Is this interface only for manual execution of scheduled jobs?
Would it be possible to mimic the behavior of scheduled jobs in admin mode using IScheduledJobExecutor? For example creating a ScheduledJob and then scheduling it in an InitializableModule using IScheduledJobExecutor?
If you want to run jobs as admin when running from the scheulder you just need to have
// This block allows for a scheduled job to perform content repository updates when ran on a schedule,
// If the scheduled job is exectued manually, this block is ignored
if (HttpContext.Current == null)
var imponationService = ServiceLocator.Current.GetInstance<IUserImpersonation>();
var identity = imponationService.CreatePrincipal("admin");
PrincipalInfo.CurrentPrincipal = identity;
Replacing admin in your code with whichever user you want to run as.
Thanks for the reply, Scott!
I was probably unclear but what I wanted to know is if there's a way to use IScheduledJobExecutor to run a job async and still get the admin mode user interface for the job (https://ibb.co/BzchPKY)?
I've been at this before but when you use the attribute ScheduledPlugIn to decorate a class, apparently you can only run the job synchronously. Microsoft has some internal helper class for running sync code async, but somehow it doesn't feel right.

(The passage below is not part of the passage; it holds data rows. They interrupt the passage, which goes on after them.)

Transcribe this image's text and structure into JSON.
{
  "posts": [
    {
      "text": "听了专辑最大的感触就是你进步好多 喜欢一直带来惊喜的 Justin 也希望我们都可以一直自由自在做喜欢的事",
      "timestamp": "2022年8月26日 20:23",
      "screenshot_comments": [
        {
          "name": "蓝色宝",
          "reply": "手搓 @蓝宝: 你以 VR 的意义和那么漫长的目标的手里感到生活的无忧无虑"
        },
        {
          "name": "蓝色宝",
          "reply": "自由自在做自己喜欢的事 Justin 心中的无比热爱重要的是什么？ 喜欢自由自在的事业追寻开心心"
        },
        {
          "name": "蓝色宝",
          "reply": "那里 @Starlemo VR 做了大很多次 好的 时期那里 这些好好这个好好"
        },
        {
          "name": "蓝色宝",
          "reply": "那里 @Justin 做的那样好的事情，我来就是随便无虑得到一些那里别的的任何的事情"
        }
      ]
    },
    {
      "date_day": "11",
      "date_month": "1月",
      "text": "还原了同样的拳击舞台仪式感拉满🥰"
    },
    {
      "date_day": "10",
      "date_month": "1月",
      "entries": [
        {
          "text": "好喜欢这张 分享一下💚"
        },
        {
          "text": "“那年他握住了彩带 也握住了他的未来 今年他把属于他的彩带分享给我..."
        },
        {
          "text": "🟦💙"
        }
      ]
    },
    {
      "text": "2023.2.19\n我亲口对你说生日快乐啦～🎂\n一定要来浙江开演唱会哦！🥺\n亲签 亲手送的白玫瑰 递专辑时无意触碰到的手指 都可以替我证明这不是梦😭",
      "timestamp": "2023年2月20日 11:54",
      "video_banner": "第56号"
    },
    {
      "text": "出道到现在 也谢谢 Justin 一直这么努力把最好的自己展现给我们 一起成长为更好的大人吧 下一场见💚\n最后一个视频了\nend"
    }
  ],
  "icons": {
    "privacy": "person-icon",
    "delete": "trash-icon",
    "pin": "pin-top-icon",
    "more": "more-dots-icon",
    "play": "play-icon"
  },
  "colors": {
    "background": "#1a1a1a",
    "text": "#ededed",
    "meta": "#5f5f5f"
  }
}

With the IScheduledJobExecutor you should be able to run a job async.
What are you trying to achieve from doing this?. We have some large jobs running which we've had Episerver and the DXC move to a separate instance which they'll do if you're worried about the processing of the job impacting the main website thread? https://world.episerver.com/blogs/Sergey-Vorushilo/Dates/2017/12/scheduled-jobs-setup-in-dxc-service/
Also DXC support Azure WebJobs now
Ok. We're running our sites on-prem.
I'm just afraid that running a lot of async code in our scheduled jobs might affect the performance of the site and the web server as a whole.
Yes it can do that's why on the DXC there's that option but if you're running on premise what I would do is just set up another IIS site. You can sent the main website to have enableScheduler=”false” so that the jobs don't run there and then true on the new instance. Then the second instance become a scheduler website where you can be sure there's no impact, that's all they do in the DXC article I linked to. This then avoids any performance issues, you can even put it on a separate IIS server if you like.